The Hertfordshire Council's Sensory Services team have demonstrated a strong sense of commitment by continuously improving their skills and fostering a positive can-do attitude. As a result, they have been able to support their waiting list of service users with visual impairments. The team have also developed a specialist career progression scheme for rehab and deafblind workers, called the Sensory Career Progression scheme, which is unique in the sector.
Audrey is an ambassador for inclusion within the community of visually impaired people in Lancashire. Both a Seeing It My Way Co-ordinator at Galloways and an Eye Clinic Liaison Officer (ECLO) at various hospitals, Audrey provides front line support to people at different stages in their sight loss journey. Audrey works tirelessly to ensure each of her patients has access to the resources and assistance they need, directing them to specialist services if required.
Imran is a Specialist Registrar in Ophthalmology who has created a number of patient information videos to help patients understand their eye conditions. He was inspired to do this after becoming aware that even though many people are given a diagnosis which changes their life, they may not understand what their eye condition means, a situation which can be frightening. Imran created a website to host the videos that he wrote and edited himself.
Paul is a volunteer with Tandem Trekker – a tandem cycling club for people with visual impairments. Tandem Trekker enables many blind and partially sighted people to get out and ride in a safe and social environment, some for the first time since they lost their sight. As well as committing much of his time to the committee, Paul helps to organise and lead many of the rides.

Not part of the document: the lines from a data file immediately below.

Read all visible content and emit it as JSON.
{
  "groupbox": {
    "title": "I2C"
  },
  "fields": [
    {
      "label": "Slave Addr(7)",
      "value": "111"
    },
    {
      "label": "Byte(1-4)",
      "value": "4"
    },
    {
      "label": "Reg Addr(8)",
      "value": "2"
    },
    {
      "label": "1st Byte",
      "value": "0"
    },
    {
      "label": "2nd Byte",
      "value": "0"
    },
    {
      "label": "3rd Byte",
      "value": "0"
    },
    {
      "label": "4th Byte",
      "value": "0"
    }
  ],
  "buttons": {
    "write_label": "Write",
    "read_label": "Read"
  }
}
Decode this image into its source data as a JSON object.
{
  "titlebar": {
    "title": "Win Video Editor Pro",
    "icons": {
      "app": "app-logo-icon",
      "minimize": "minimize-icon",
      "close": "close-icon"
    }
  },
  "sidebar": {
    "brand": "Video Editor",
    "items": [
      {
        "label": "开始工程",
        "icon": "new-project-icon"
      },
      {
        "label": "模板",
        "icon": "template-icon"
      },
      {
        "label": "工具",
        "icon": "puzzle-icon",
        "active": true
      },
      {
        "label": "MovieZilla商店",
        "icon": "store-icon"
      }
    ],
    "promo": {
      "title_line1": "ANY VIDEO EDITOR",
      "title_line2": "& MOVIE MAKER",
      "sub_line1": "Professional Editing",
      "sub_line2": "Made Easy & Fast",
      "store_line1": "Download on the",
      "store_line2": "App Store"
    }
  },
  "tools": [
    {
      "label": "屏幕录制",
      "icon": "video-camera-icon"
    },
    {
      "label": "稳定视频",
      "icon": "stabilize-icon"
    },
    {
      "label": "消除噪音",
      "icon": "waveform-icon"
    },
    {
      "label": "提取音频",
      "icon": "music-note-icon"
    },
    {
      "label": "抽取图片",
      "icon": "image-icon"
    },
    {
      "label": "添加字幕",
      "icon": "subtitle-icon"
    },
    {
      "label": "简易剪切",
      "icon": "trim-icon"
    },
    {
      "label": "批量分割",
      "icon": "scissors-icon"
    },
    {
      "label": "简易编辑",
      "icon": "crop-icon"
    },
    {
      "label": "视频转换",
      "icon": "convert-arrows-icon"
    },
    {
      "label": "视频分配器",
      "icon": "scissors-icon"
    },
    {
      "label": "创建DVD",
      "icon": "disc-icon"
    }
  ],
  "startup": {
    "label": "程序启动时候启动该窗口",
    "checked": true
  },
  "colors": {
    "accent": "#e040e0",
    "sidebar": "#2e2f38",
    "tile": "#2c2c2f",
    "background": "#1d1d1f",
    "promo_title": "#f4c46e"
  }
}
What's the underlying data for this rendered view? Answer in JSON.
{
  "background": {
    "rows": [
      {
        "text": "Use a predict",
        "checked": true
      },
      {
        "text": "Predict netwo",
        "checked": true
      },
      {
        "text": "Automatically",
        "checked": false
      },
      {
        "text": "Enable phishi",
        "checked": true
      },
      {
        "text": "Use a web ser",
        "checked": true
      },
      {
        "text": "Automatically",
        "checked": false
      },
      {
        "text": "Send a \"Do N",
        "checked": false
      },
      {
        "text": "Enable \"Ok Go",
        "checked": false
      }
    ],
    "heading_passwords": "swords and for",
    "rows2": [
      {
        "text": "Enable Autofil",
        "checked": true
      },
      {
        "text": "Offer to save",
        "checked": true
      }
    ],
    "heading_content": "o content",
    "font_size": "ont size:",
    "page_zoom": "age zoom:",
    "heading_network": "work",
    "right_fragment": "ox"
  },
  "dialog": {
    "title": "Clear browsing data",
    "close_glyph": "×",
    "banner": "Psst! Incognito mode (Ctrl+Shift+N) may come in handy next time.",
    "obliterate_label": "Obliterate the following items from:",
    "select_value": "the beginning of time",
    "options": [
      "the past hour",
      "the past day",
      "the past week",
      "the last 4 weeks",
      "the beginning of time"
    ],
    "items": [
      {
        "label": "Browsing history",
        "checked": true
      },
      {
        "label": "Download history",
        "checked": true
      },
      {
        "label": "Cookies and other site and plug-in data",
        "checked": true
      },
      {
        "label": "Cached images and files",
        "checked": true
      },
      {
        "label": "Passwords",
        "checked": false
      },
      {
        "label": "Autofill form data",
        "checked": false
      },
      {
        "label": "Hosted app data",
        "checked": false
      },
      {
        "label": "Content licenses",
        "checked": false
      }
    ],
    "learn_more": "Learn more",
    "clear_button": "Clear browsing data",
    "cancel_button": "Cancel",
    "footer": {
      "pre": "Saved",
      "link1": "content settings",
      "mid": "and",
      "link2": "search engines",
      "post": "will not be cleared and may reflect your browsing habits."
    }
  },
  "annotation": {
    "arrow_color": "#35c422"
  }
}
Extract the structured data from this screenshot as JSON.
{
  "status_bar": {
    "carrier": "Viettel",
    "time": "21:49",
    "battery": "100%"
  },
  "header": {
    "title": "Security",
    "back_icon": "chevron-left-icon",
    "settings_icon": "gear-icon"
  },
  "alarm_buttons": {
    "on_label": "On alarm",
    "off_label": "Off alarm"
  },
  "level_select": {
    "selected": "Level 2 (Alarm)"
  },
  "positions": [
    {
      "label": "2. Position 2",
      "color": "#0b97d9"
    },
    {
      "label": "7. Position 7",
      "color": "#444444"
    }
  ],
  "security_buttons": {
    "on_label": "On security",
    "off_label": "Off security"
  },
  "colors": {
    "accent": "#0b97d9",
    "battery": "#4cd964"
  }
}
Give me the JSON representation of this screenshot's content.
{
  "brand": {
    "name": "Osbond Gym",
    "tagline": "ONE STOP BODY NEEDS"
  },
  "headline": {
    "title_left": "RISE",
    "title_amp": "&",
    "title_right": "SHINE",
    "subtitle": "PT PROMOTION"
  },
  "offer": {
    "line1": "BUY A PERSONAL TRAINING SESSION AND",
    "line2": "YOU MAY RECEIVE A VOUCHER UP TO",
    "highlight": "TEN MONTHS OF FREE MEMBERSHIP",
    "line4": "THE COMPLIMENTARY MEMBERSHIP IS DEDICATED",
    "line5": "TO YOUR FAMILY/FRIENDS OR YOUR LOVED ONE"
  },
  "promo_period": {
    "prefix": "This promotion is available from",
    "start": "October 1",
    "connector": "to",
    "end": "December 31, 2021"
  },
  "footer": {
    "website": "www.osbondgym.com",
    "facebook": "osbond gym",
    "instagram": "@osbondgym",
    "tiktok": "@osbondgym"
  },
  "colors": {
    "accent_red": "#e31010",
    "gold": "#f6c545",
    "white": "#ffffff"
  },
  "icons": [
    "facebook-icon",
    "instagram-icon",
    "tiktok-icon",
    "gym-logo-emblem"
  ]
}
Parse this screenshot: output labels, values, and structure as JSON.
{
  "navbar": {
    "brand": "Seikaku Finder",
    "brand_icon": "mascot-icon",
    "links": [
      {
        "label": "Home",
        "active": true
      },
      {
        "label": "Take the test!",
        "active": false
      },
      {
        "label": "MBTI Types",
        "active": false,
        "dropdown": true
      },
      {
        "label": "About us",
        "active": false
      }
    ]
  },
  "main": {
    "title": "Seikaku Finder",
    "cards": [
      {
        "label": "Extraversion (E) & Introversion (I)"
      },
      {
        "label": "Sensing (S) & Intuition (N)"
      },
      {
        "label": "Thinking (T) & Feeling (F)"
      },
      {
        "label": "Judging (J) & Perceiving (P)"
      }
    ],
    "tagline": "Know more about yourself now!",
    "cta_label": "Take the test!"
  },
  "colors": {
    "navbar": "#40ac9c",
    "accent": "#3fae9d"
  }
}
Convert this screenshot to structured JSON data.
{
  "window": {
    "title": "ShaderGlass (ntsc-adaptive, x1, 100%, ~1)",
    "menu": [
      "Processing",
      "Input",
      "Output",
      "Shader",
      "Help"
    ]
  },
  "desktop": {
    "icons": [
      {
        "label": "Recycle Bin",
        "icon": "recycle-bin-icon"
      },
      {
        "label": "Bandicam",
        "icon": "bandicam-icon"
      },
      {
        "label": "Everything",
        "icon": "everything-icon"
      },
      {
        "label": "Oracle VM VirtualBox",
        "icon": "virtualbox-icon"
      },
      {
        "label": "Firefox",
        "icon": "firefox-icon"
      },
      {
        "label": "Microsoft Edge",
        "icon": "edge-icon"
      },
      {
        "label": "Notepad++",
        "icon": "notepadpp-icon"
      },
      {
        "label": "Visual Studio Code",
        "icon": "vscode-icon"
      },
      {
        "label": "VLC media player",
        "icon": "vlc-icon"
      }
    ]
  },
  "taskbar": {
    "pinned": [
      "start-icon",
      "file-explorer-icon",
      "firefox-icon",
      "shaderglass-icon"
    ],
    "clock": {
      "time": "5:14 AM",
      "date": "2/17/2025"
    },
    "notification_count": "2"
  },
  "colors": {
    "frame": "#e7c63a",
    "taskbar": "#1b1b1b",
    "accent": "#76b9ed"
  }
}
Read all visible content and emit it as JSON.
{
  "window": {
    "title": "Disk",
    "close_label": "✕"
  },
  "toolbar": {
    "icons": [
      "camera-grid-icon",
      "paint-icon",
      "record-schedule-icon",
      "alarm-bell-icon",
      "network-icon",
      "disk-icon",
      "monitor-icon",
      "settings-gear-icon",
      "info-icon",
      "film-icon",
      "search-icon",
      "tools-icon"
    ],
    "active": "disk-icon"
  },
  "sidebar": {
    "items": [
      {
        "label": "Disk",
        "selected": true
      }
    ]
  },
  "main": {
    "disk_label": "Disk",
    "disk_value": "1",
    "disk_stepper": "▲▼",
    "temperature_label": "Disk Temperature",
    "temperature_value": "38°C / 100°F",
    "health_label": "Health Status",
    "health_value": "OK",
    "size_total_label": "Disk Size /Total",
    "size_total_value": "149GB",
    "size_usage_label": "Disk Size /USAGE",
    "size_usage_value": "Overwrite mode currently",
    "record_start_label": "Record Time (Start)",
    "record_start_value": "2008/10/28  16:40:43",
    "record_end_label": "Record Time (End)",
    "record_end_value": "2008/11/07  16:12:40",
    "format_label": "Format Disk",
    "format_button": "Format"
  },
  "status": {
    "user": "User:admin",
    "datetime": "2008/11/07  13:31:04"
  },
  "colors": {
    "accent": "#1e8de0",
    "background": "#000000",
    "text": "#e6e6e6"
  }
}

Paul’s guidance and support over the years has helped the club to grow and operate sustainably at an independent level.
If you have any questions about this year's RNIB Vision Pioneer Awards, please get in touch.Send us an email